This issue on “Mutual Actions” is an exploration of two overlapping notions: interactivity, which refers mainly to the relationship between a person and a machine—notably in technological pieces calling for the viewer’s participation—and interaction, which elicits a connexion between individuals, i.e., the artist and members of the audience. In both cases, we can turn to the word “spect-actor,” a neologism which despite its sometimes arbitrary use raises exactly this question of active participation on the part of the viewer in contemporary artistic practices. This participative aspect, although it goes back a long way, still deserves to be questioned not only in terms of its constitutive modalities, but also with regards to its genuine efficiency in opening up to the Other.
Our theme was put forward to writers as a series of questions, and some of our contributors drew directly from them for inspiration. Here are some examples. Has technology become a necessary interface to address interactivity? How can the artist’s role be differentiated from that of the participant or the work itself? How can we rethink the public sphere and intersubjectivity under the sway of technique? Is the image a passive or active entity? Does it accept the gaze or is it a vehicle for subjection? Can it be grasped as a pragmatic entity, i.e., as the subject of mutual action? In a society of the spectacle, what does participation mean? Does the sphere of mutual action go beyond the sphere of representation? Has contemporary art succeeded in renewing mutual action as effective political action?
Deliberately open to various perspectives, this issue tries to answer one or several of these questions. It features essays reflecting upon practices that use so-called relational strategies or questioning the idea of interactivity as such, as well as analyses of various media and web art practices. The writers also examine more indirect or symbolic types of participation, with mirrors and reflection acting as forms of engagement with the viewer. From the practices studied here, be they interactive or interactional, a constant seems to emerge: the desire to develop a less autarchic form of art. It is in fact the main objective of mutual actions. Do these so-called interactive technological apparatuses make it really possible for the viewer to interact with or even modify the work?

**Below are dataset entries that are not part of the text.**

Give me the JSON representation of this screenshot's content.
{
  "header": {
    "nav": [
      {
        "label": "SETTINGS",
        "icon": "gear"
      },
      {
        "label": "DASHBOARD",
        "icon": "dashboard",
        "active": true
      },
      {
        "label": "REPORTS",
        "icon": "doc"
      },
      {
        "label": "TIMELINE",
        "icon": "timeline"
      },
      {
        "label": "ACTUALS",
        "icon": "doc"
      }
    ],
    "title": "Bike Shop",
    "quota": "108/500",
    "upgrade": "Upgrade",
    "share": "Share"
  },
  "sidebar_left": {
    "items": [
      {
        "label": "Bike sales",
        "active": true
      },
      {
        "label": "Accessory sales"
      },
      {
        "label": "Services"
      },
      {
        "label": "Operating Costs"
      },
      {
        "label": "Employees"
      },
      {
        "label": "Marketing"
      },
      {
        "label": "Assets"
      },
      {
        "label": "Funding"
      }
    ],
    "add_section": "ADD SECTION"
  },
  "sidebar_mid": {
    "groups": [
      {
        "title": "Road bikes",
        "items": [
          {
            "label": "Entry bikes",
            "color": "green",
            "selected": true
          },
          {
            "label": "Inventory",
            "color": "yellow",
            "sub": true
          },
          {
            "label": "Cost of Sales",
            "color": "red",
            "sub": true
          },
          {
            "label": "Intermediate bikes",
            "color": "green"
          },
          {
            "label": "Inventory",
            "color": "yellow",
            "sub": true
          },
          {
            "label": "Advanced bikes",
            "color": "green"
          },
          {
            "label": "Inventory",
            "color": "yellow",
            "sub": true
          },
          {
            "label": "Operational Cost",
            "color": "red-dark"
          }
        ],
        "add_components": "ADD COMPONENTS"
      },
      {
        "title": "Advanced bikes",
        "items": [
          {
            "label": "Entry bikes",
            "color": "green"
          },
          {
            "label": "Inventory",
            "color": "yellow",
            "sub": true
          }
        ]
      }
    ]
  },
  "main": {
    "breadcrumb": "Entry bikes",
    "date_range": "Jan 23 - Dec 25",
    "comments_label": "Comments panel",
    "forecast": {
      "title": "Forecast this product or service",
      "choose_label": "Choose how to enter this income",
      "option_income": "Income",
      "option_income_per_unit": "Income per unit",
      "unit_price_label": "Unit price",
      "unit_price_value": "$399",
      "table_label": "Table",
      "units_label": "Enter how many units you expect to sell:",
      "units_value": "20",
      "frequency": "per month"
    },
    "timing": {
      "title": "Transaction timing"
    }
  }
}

Do interactional works truly open zones of significant exchange between artist and viewer? These questions remain open.
[Translated from the French by Colette Tougas]